Friday, 26 February 2010


Harbinger (-nj-) n. One who harbinges.

I spotted and photographed one of the real harbingers of Spring's arrival today: the afternoon sunshine is finally bright enough and at the right angle through the back door to catch our shiny metal kettle in just the right way to cast a protoplasmic net of reflections over the wall. Still no frogs, though.


Mauro Thon Giudici said...

this morning I was in the Parco Sud Milano and spotted several herons that seemed quite busy. Suppose that here the frogs are waking up now. Here, in Milan, spring is at the doors.
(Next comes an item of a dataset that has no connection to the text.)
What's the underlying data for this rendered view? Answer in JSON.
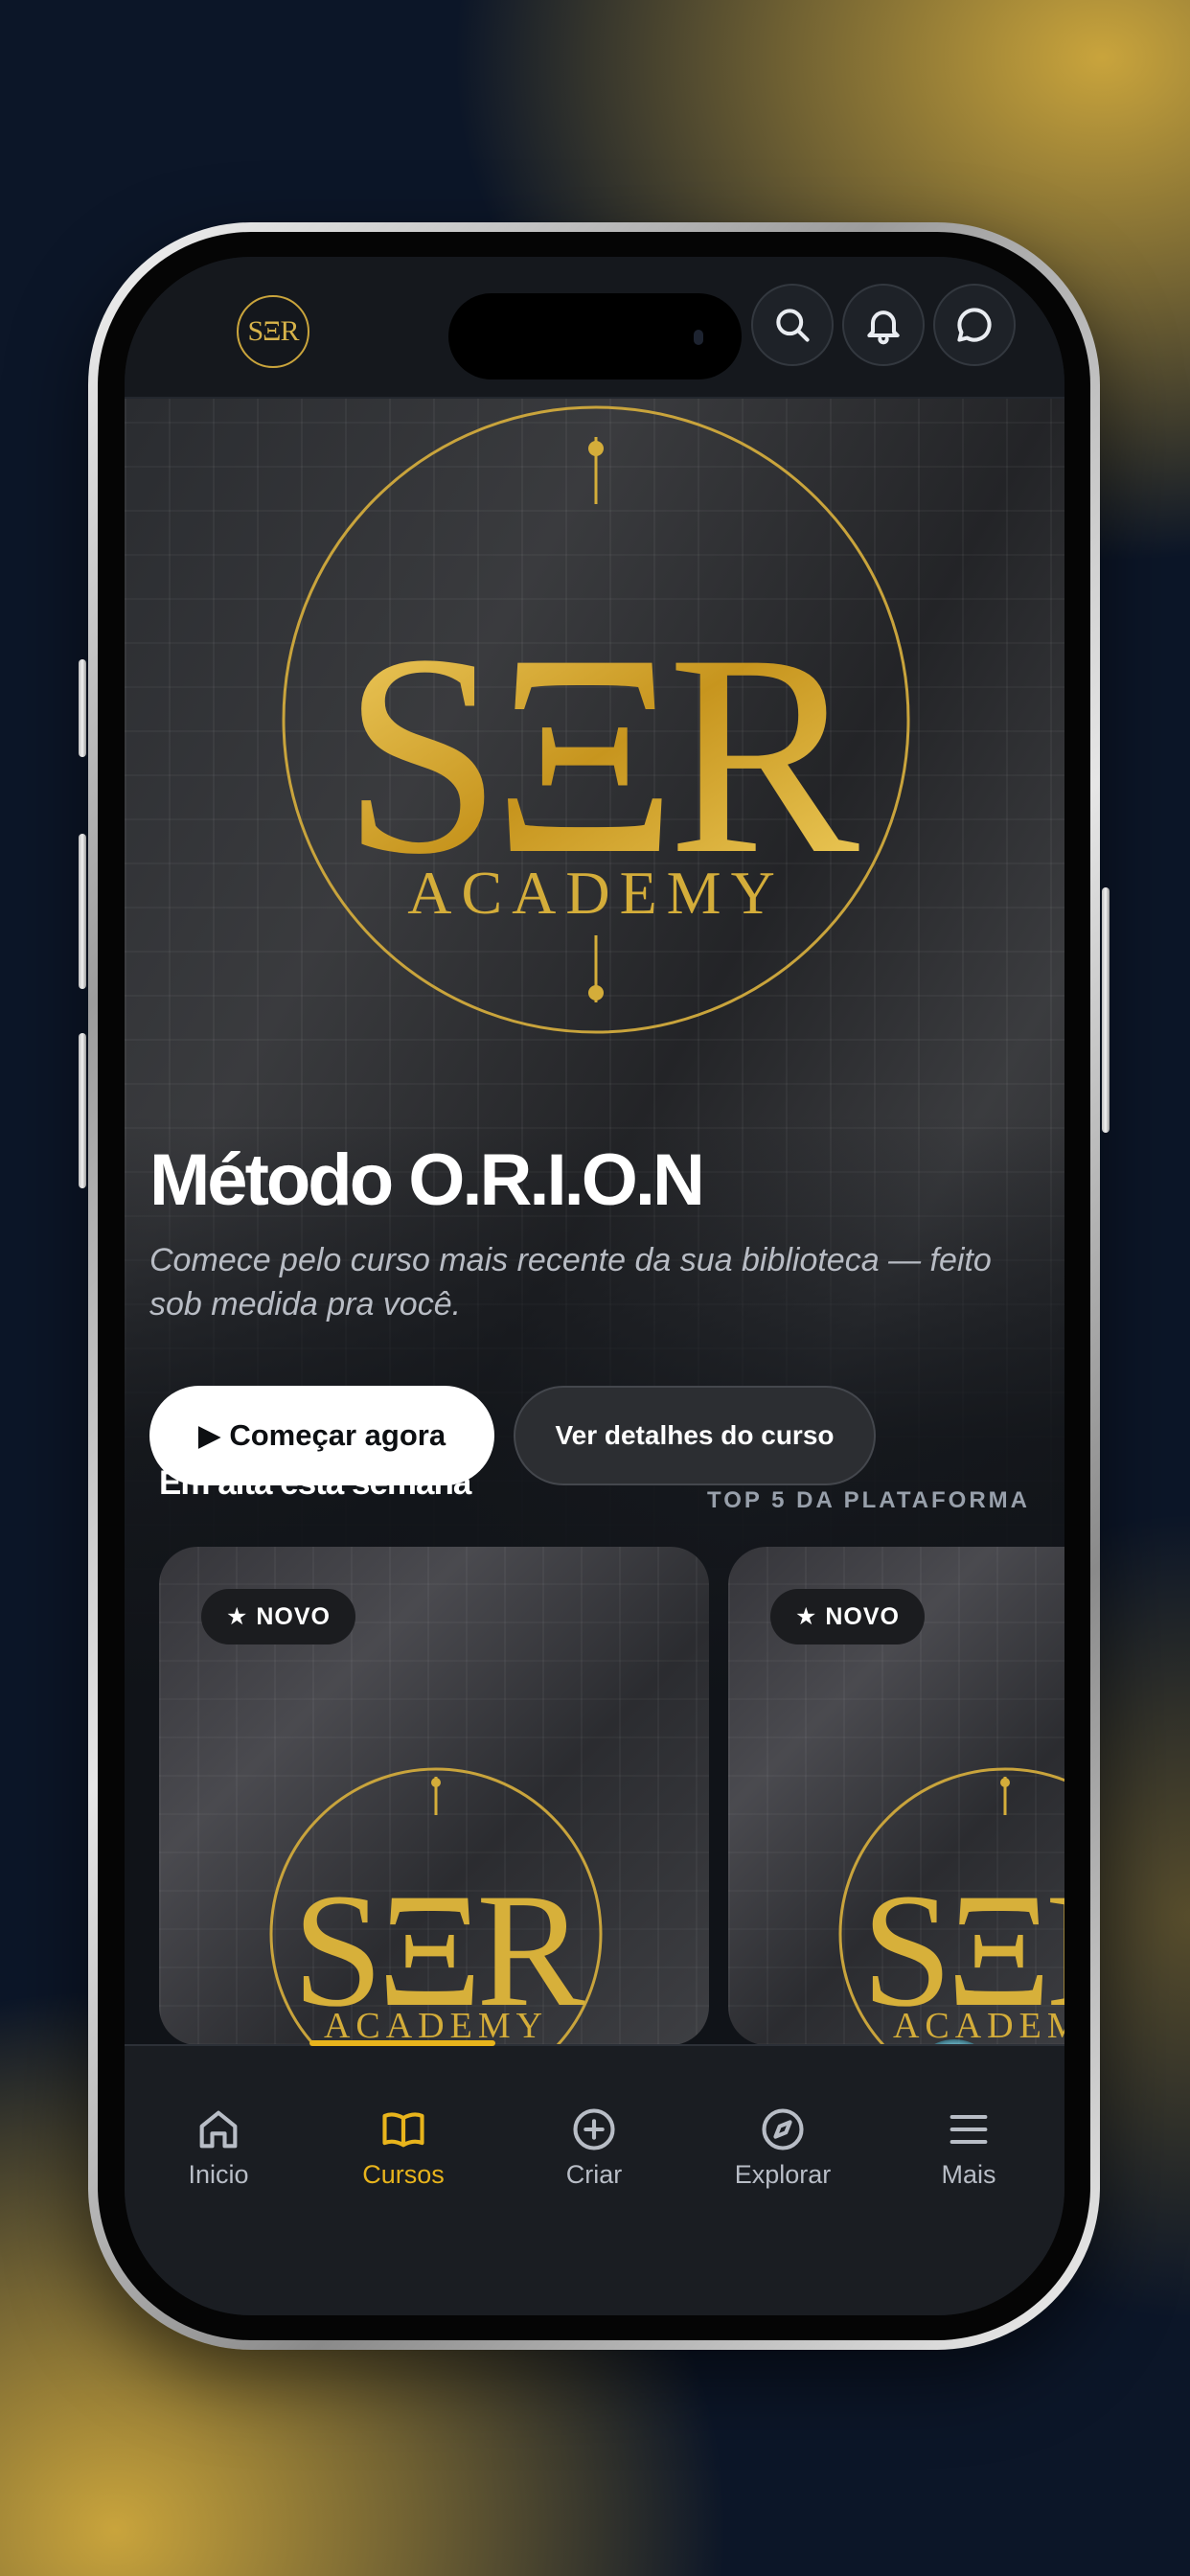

As a matter of fact the traditional beginning is anticipated to the 13 of March ("el tredesin de mars" in local parlance). Its a tradition that is said to go back to the Celts (or Kelts not sure).

Gavin McL said...

I watched that light arrive and fade into darkness from the confines of a meeting room. Next time

Bronislaus Janulis said...

"Harbinges" ?

Good one.

I hear much territorial chatter amongst the avian citizens, though the land is still buried under snow and ice.


Dave Leeke said...

I watched a heron last week creepily playing a waiting game on the banks of the River Stour on the Suffolk/Essex border. However, over the last two days there has been a return of the Oystercatchers that frequent the promenade at the bottom of our road (just outside the pub).

Spring at last.

Mike C. said...

"Cast not a clout till May be out" are words to live by in these northern latitudes ("clout" = item of clothing), though both standards of personal hygiene and annual temperatures were certainly lower when this wisdom was established.

Herons are creepy birds, Dave, aren't they? Big, too -- a few live on Southampton Common, and startle me whenever they fly overhead.


Dave Leeke said...

Yes they are - I remember one flying a few feet over my head as I walked out into my garden once when we lived in Langford close to the River Ivel. That certainly gave me a shock. But it was a magical moment too. Never to be forgotten.